## WHAT NEEDS TO BE DONE
The expected output is each line in the data below that includes the string "expanded".

[Start of Attachment]

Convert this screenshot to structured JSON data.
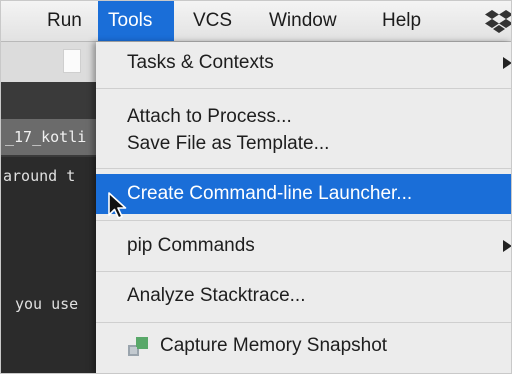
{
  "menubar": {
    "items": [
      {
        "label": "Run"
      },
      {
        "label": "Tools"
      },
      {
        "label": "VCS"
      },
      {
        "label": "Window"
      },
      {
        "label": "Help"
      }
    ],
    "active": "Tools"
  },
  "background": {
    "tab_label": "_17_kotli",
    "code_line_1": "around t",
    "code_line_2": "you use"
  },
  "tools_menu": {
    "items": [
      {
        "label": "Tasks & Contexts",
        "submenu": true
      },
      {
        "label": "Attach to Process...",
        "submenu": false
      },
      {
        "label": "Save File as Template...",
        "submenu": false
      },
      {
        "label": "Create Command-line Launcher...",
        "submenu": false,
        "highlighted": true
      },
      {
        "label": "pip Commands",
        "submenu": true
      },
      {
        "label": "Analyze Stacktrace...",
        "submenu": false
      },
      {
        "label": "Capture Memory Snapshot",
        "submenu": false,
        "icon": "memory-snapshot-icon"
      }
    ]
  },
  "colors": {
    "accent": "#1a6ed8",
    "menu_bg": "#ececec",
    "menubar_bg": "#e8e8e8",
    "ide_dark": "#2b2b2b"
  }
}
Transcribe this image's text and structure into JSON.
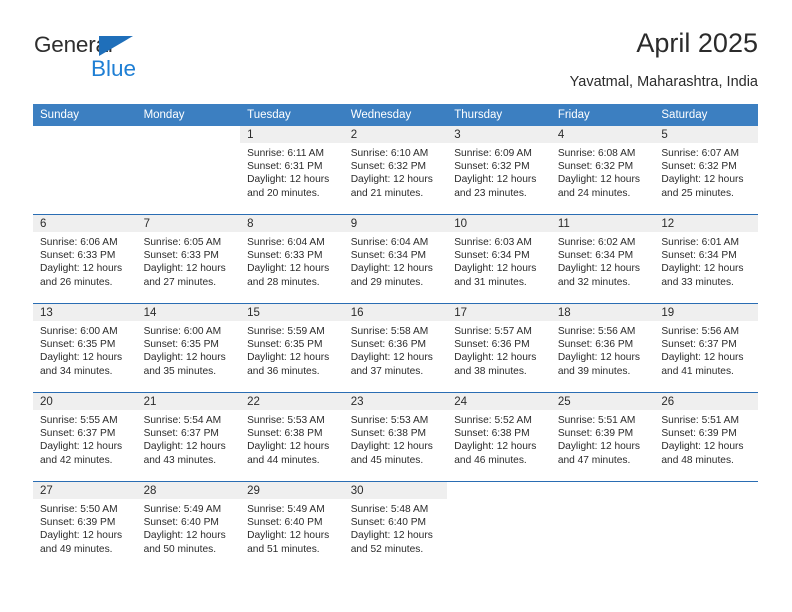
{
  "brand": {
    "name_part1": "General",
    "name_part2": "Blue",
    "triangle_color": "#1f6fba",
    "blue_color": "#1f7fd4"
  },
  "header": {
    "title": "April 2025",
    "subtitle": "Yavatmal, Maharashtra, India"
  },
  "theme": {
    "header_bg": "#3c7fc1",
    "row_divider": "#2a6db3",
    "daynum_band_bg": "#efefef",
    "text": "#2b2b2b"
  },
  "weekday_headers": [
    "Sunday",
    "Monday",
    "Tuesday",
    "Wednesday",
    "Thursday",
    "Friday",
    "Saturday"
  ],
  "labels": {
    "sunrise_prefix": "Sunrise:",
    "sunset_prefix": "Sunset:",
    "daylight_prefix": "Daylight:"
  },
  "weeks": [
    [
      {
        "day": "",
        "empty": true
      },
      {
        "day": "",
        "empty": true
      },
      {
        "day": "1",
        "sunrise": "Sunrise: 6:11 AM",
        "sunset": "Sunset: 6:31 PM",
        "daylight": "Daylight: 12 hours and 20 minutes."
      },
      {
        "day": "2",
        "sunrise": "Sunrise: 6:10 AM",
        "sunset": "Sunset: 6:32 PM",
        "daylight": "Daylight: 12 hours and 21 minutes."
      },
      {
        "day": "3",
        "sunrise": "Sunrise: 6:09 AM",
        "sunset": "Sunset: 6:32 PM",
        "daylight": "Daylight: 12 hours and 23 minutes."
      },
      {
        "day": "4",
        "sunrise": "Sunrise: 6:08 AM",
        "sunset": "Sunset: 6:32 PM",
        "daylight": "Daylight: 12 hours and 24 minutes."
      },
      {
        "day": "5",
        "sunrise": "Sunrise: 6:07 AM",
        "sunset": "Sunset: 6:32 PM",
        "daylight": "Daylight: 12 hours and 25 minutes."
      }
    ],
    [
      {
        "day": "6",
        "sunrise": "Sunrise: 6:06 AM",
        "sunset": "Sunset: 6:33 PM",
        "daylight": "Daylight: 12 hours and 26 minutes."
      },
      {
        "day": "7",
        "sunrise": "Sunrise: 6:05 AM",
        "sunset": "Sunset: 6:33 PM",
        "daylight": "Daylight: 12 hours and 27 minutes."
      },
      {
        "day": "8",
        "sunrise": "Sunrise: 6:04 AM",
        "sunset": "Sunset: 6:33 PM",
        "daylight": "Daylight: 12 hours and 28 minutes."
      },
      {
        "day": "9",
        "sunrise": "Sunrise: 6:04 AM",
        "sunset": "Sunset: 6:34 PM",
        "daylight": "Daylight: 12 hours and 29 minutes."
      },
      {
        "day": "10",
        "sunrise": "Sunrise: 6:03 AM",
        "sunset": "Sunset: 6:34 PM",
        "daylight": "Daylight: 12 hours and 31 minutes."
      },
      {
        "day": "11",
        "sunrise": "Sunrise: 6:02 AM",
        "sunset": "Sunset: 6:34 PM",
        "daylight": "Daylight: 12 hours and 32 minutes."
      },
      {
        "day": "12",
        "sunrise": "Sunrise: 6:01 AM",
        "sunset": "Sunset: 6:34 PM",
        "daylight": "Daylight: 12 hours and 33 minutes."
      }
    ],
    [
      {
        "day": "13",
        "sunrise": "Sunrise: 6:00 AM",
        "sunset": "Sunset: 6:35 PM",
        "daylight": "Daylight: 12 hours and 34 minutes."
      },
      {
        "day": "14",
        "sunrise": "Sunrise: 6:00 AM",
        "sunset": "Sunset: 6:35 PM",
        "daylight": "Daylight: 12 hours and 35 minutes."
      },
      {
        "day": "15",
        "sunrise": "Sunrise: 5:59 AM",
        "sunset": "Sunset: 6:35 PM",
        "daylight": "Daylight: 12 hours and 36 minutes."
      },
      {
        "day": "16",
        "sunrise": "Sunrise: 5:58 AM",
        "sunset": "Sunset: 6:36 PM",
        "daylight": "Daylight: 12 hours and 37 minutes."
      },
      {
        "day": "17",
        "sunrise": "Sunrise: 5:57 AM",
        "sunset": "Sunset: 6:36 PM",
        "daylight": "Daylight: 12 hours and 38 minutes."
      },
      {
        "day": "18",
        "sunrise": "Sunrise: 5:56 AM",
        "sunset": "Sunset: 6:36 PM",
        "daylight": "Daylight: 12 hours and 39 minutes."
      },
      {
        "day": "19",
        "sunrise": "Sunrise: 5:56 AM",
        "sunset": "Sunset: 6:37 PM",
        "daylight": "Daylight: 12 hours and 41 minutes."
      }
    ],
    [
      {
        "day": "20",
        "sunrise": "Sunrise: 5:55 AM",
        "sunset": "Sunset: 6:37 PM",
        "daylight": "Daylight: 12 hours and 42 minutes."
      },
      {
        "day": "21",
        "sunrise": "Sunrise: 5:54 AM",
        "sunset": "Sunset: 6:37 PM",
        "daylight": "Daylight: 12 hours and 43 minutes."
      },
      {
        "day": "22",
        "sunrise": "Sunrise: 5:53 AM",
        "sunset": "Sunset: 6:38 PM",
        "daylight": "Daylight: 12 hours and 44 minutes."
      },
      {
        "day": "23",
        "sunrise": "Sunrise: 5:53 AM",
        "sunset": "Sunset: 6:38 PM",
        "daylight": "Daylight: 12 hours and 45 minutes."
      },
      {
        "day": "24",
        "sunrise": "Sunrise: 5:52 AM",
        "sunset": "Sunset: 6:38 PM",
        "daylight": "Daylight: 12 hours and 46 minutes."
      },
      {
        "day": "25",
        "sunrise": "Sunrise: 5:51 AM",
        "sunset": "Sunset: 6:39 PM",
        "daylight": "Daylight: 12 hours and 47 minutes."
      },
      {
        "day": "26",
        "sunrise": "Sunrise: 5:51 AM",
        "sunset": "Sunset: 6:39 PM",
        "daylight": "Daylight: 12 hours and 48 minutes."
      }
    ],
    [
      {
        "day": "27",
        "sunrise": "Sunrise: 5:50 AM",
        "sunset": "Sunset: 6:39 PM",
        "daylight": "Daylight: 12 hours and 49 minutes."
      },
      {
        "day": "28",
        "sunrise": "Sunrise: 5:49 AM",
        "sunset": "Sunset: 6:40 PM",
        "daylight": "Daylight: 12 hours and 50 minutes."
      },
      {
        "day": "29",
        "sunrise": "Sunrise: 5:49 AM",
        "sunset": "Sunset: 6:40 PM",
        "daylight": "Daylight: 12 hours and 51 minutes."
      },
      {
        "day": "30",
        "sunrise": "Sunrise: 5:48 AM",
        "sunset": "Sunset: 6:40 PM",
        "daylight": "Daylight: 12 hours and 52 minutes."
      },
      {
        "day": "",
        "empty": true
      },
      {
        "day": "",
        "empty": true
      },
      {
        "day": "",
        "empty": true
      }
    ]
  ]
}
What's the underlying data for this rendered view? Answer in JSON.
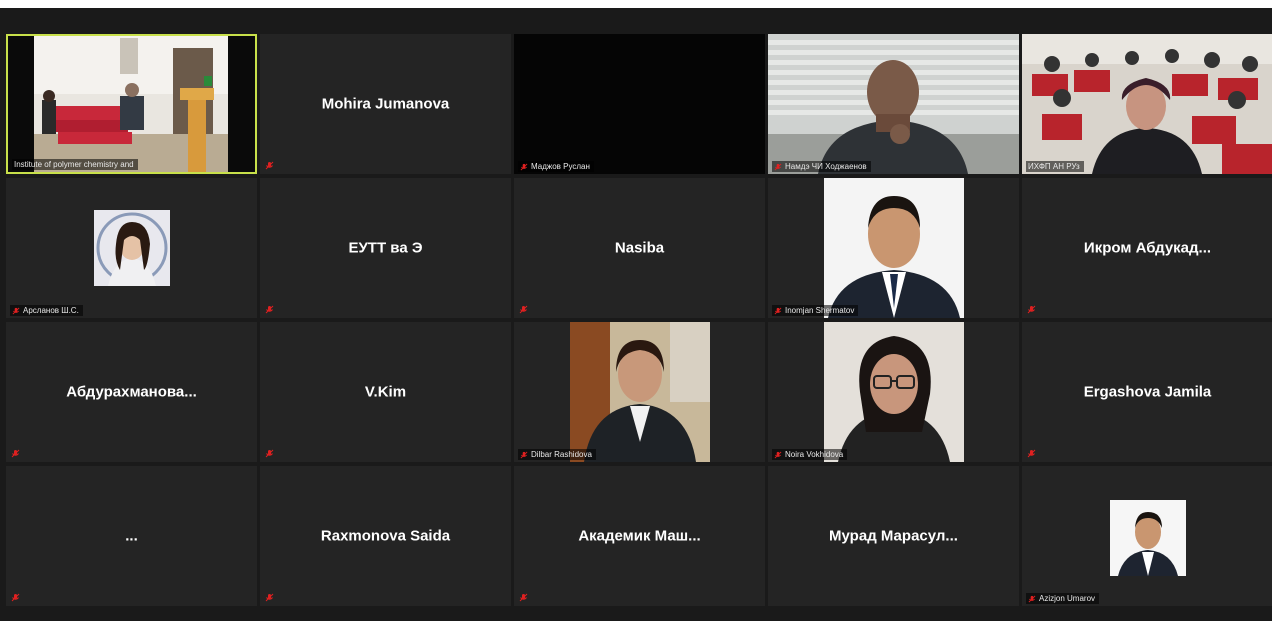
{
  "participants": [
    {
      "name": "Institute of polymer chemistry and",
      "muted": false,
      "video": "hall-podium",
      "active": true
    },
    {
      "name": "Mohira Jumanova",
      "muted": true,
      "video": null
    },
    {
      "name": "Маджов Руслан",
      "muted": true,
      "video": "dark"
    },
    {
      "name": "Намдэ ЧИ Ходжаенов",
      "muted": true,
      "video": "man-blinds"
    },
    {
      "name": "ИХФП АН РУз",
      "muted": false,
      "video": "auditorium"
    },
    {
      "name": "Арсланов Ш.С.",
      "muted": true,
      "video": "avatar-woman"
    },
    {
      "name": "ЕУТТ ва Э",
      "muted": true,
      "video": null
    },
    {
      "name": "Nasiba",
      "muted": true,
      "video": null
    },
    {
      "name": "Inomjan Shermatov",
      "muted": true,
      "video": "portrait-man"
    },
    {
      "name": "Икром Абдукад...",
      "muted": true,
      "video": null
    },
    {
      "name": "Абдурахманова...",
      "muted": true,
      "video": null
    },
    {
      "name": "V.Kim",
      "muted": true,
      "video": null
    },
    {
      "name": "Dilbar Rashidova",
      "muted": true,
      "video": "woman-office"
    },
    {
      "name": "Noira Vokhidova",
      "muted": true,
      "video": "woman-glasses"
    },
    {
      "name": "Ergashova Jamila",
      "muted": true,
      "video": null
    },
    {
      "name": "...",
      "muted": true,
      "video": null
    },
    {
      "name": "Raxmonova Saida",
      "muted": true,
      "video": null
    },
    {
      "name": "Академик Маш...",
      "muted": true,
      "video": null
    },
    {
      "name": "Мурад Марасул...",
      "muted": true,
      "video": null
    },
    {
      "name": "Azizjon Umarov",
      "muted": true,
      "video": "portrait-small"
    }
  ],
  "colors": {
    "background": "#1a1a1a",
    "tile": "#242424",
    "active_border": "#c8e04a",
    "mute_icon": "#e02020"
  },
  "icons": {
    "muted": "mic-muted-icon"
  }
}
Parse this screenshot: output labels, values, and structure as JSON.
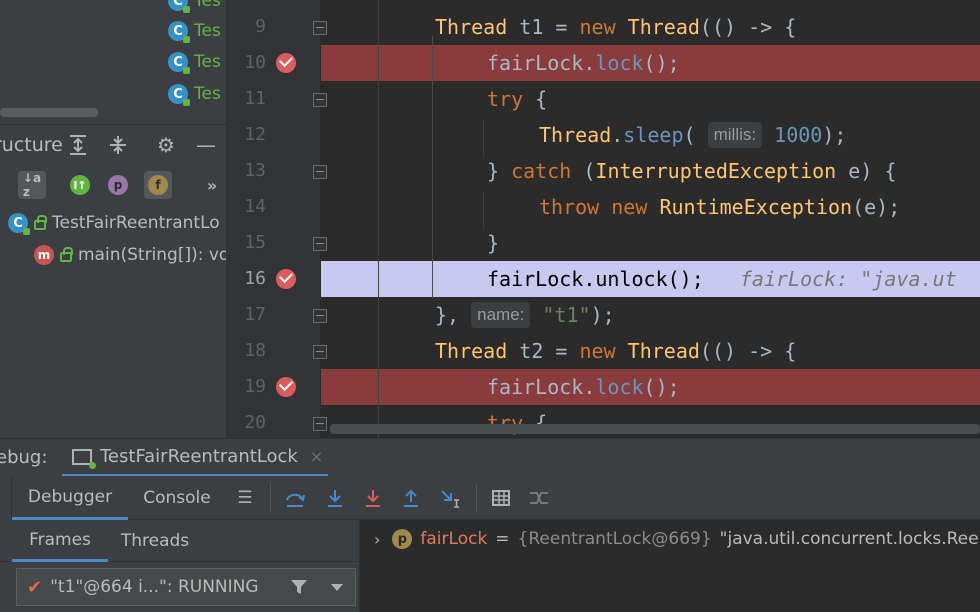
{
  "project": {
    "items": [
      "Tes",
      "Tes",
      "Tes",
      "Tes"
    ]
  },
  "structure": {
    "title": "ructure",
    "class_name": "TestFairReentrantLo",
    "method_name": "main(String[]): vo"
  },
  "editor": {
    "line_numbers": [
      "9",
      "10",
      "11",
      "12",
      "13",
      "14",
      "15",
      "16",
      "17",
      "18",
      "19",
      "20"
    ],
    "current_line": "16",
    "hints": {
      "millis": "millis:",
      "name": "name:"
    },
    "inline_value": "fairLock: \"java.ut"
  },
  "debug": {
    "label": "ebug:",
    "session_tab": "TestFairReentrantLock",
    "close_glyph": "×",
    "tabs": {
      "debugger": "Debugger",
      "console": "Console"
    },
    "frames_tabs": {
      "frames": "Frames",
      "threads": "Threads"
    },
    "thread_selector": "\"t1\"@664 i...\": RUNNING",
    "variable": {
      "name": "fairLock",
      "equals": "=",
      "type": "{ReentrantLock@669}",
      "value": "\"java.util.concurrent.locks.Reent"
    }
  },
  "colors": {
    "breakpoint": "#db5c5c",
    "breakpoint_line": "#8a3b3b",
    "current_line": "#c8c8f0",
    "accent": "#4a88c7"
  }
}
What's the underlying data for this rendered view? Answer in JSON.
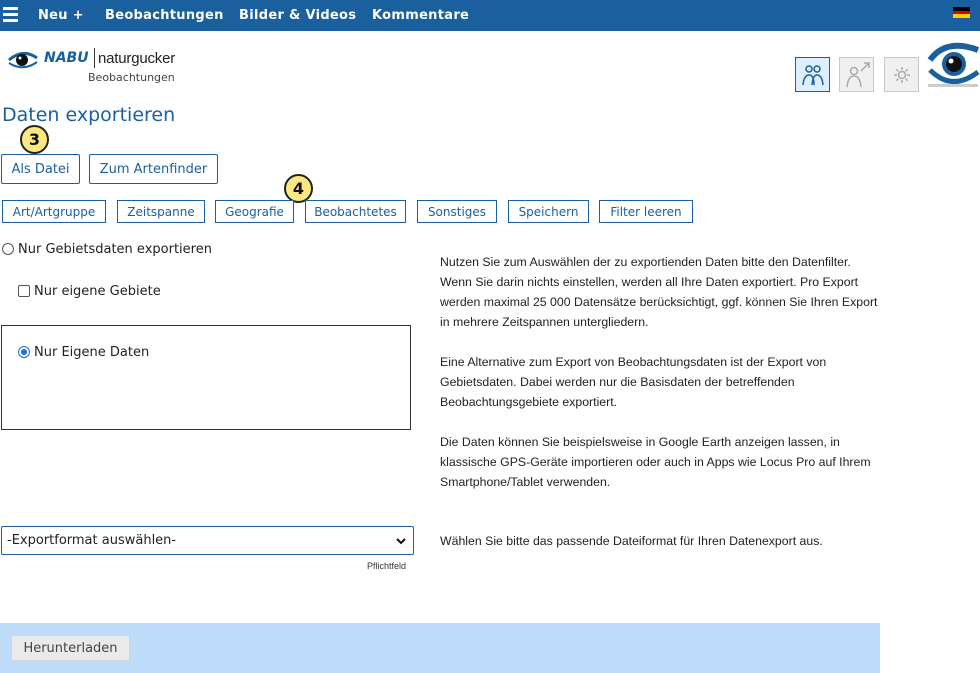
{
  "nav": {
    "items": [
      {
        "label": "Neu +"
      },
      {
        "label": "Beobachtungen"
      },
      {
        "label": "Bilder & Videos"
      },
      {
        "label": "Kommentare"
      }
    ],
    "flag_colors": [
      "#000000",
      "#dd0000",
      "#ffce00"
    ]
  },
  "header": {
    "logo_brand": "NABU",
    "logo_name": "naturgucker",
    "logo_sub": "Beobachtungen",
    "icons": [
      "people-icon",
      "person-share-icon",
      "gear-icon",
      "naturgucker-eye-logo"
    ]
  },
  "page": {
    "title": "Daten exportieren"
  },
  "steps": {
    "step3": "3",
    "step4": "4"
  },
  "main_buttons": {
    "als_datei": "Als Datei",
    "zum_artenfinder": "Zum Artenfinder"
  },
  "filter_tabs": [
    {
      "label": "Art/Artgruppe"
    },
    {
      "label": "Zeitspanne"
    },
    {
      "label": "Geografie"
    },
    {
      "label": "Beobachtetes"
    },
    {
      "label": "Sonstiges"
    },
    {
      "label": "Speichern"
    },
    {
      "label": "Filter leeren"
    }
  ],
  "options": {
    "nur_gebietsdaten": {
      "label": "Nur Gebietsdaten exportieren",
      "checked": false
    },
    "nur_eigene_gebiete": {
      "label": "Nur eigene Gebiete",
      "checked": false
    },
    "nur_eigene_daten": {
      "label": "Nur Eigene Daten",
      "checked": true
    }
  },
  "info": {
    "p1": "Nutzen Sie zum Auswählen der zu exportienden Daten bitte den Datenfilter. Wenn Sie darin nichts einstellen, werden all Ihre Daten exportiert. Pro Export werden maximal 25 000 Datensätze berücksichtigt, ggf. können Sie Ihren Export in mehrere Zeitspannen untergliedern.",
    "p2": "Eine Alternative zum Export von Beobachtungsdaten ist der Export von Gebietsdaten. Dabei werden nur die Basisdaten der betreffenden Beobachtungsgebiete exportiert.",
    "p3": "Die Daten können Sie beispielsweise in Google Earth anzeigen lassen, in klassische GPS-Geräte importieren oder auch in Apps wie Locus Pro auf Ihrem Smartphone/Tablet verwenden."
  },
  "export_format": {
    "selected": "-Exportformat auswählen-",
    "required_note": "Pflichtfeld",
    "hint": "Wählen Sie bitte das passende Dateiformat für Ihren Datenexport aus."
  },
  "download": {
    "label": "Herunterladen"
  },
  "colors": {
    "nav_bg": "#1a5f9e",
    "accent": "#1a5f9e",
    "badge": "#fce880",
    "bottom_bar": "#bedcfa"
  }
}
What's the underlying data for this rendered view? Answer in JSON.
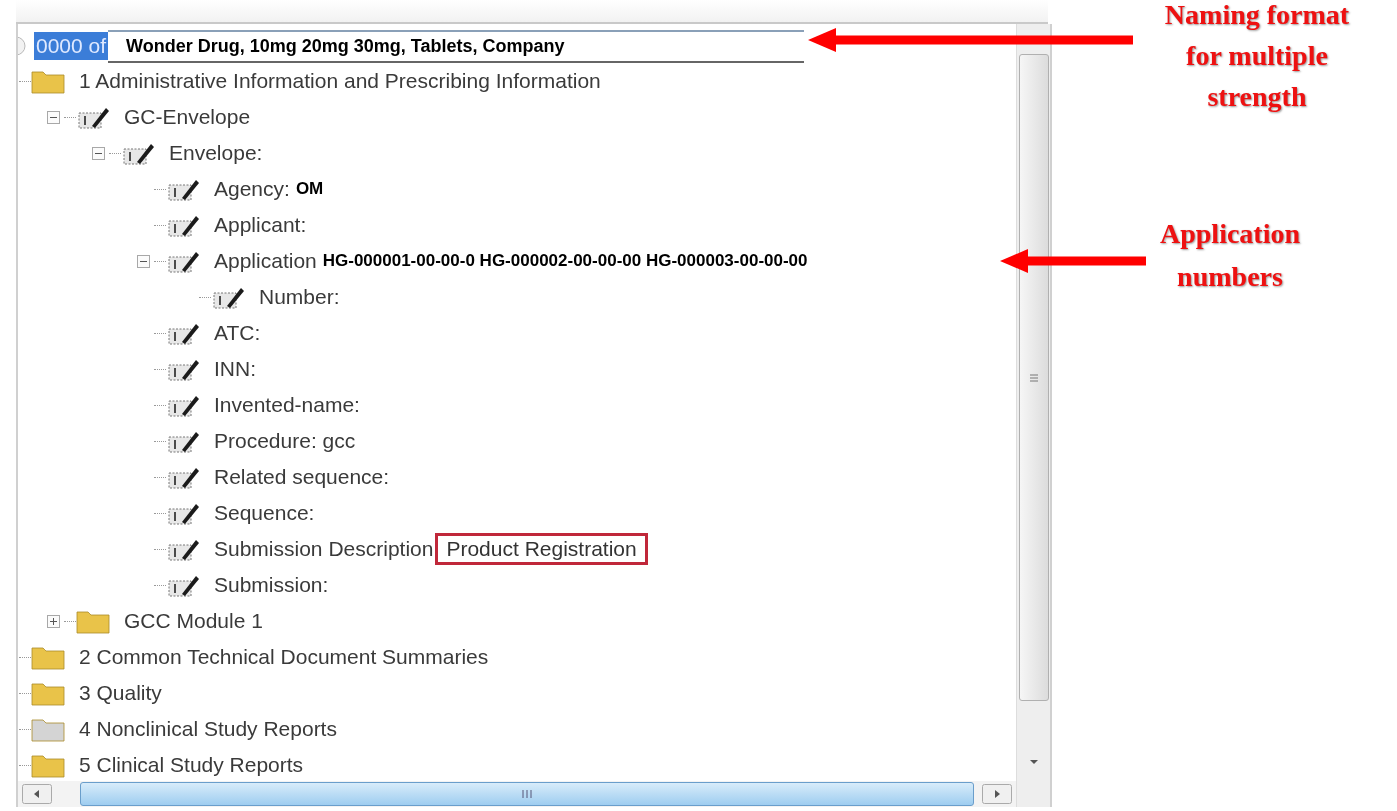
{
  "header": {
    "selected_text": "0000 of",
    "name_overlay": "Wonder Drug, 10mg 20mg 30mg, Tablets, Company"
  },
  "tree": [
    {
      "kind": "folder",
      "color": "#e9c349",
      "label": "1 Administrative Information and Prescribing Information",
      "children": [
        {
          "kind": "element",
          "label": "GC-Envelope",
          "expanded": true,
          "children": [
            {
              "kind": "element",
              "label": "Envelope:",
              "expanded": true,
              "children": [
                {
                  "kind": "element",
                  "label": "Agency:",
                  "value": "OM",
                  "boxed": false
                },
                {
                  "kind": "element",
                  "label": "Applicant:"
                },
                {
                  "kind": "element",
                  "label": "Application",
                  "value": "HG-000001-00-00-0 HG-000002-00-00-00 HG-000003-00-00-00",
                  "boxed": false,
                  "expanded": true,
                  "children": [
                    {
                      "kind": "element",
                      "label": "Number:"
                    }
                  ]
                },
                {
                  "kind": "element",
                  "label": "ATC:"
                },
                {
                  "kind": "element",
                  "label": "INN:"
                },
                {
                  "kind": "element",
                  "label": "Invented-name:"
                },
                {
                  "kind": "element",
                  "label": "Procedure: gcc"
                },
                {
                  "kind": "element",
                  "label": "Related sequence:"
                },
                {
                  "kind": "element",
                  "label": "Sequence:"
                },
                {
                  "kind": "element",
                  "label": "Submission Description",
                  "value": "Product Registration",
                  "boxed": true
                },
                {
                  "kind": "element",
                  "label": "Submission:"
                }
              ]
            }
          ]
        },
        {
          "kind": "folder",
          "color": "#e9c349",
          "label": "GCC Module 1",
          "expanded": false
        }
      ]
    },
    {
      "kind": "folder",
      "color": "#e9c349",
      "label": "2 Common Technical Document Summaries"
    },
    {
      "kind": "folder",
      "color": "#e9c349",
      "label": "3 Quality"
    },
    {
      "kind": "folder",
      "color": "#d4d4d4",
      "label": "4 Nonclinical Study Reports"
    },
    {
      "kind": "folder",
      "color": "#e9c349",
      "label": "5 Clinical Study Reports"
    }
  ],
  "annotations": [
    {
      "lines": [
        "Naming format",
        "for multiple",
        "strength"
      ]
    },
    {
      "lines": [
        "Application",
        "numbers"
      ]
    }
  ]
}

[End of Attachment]

## ANSWER TO THIS TASK
          "expanded": true,
              "expanded": true,
                  "expanded": true,
          "expanded": false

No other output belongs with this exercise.